SUPPLIED DATA Start Marker

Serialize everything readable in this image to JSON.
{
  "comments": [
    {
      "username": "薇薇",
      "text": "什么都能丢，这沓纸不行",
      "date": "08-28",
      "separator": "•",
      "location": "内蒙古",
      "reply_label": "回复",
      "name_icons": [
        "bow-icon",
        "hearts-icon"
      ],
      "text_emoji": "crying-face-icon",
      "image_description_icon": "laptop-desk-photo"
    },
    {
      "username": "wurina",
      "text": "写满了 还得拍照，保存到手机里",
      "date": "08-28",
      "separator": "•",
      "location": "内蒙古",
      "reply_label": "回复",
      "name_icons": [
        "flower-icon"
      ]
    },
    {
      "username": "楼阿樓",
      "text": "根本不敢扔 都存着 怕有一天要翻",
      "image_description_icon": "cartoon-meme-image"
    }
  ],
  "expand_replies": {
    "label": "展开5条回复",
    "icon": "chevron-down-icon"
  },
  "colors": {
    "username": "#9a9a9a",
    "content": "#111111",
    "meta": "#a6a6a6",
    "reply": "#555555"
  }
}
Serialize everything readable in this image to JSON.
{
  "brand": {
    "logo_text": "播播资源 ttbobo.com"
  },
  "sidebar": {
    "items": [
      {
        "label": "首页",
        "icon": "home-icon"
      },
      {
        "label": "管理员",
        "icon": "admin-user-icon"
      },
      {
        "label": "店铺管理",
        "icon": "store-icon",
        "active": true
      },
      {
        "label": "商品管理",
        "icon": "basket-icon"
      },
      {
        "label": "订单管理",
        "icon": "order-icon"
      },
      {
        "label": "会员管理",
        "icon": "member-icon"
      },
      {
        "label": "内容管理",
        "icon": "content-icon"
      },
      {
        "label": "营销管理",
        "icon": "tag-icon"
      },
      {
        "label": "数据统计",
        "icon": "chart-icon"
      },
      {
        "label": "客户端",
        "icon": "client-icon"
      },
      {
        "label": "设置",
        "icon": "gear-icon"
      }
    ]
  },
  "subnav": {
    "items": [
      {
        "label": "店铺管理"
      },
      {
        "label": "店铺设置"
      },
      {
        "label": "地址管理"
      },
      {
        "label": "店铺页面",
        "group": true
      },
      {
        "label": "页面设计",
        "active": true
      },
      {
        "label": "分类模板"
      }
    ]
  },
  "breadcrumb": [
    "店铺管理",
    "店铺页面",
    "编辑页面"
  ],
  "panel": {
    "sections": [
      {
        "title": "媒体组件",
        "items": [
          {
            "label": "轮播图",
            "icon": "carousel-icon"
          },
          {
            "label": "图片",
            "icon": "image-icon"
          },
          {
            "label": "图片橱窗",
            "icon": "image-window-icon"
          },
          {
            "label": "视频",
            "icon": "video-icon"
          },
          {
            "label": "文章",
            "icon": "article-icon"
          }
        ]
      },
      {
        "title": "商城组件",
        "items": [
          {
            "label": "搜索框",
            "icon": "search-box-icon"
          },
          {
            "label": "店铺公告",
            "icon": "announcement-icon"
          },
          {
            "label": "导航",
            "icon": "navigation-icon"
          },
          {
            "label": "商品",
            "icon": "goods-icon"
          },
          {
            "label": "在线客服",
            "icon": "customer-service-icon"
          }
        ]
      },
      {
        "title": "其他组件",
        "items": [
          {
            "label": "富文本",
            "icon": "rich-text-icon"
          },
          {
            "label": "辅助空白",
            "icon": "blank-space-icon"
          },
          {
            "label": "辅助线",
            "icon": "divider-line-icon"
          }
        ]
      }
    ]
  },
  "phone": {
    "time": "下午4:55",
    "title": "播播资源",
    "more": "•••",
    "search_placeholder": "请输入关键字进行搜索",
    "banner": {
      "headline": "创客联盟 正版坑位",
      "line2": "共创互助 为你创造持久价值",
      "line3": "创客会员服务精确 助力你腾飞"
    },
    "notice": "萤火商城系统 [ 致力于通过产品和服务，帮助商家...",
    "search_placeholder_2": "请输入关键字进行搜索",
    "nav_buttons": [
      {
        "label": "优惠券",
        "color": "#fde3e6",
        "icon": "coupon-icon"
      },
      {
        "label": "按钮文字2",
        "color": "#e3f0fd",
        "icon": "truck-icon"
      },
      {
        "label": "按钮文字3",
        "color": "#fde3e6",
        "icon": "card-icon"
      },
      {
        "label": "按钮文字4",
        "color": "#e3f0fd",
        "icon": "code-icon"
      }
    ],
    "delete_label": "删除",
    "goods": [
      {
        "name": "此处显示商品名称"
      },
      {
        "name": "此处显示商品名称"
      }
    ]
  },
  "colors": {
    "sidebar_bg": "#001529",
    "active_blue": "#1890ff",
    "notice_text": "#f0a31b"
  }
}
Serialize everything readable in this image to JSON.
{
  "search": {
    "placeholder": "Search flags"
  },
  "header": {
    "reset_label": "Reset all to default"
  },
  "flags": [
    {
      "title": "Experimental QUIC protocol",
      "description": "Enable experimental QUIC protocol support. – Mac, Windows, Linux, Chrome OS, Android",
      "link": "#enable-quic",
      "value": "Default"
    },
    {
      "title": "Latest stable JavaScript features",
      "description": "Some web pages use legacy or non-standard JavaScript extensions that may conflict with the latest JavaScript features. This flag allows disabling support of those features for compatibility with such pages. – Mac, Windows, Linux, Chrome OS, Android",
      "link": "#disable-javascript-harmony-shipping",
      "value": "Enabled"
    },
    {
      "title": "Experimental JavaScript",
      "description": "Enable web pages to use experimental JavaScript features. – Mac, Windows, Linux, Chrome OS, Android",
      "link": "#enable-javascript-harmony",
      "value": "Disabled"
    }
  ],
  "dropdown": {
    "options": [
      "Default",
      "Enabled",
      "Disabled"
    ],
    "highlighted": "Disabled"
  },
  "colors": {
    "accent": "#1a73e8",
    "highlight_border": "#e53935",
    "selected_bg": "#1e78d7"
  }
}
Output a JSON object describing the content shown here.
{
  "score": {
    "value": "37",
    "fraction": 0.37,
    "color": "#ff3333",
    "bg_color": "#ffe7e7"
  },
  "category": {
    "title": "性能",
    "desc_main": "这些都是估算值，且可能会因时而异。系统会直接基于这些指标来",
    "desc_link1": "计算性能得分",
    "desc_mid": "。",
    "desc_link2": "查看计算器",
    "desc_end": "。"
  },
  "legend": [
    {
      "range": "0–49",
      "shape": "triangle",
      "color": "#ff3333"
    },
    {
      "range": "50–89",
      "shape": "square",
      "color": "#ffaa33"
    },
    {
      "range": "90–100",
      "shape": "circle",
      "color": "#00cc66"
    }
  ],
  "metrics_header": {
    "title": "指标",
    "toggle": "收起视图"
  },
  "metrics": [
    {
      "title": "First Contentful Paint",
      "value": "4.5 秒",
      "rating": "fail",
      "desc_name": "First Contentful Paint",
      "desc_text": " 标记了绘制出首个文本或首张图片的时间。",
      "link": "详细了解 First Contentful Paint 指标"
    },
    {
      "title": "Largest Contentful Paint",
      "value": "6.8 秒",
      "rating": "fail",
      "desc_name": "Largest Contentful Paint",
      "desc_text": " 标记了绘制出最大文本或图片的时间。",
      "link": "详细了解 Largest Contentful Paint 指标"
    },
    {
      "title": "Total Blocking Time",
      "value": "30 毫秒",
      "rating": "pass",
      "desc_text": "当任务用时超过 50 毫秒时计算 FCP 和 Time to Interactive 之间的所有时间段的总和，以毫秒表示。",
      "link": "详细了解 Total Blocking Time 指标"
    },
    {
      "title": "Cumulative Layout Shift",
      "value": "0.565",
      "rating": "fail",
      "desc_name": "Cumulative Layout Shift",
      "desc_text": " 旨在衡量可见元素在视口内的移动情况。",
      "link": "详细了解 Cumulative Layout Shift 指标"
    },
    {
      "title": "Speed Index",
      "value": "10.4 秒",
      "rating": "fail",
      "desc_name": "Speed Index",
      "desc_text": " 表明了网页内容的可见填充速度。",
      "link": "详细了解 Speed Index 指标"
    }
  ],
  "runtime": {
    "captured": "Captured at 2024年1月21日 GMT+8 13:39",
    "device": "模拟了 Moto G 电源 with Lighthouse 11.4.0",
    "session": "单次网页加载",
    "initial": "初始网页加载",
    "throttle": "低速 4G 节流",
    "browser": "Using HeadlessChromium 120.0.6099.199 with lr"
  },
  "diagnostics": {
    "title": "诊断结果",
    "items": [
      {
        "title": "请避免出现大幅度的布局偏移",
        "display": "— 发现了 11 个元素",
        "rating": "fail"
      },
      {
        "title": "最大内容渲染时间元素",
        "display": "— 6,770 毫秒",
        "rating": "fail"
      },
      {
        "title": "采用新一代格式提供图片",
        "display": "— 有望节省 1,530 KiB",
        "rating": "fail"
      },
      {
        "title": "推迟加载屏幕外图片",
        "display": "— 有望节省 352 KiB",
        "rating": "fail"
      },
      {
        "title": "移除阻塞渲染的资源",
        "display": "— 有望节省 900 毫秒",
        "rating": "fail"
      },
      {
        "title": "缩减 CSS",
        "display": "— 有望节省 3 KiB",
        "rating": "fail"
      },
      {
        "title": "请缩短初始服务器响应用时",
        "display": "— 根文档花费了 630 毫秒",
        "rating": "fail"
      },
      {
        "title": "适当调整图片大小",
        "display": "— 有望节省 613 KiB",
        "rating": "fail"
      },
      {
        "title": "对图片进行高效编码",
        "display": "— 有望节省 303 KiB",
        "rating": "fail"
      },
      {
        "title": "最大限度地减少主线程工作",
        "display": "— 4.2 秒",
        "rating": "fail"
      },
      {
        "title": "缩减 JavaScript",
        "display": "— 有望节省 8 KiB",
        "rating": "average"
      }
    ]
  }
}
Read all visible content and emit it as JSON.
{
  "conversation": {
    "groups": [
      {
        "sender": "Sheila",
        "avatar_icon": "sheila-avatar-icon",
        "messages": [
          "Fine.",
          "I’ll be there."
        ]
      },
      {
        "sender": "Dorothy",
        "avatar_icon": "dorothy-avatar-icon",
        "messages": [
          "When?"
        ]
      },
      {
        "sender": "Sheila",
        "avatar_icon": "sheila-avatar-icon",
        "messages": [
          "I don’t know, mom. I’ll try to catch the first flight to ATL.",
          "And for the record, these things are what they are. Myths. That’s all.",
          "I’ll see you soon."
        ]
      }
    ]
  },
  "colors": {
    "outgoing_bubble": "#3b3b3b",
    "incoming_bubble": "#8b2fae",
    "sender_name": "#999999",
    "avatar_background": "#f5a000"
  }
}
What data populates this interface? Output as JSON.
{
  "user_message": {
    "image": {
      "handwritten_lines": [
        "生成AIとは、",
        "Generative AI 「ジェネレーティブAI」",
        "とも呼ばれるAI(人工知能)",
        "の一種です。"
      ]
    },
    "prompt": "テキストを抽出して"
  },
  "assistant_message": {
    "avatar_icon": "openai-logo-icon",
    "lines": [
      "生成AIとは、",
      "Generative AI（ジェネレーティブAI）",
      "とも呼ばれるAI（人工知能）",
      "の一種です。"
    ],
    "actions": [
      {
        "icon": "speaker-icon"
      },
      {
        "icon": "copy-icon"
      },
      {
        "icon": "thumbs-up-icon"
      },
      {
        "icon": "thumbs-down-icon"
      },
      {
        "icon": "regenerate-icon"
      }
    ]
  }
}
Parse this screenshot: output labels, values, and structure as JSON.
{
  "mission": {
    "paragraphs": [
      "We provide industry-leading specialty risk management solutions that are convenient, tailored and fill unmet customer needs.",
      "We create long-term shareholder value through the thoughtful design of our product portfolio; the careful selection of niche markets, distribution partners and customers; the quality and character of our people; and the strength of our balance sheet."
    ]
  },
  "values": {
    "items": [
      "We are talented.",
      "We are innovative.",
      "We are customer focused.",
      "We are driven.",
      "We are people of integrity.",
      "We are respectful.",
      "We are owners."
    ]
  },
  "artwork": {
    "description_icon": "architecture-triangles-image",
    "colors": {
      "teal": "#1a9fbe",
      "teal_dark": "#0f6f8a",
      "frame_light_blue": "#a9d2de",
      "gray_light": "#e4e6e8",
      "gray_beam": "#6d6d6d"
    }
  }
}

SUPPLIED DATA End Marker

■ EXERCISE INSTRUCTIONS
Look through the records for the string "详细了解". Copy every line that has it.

■ YOUR RESPONSE
      "link": "详细了解 First Contentful Paint 指标"
      "link": "详细了解 Largest Contentful Paint 指标"
      "link": "详细了解 Total Blocking Time 指标"
      "link": "详细了解 Cumulative Layout Shift 指标"
      "link": "详细了解 Speed Index 指标"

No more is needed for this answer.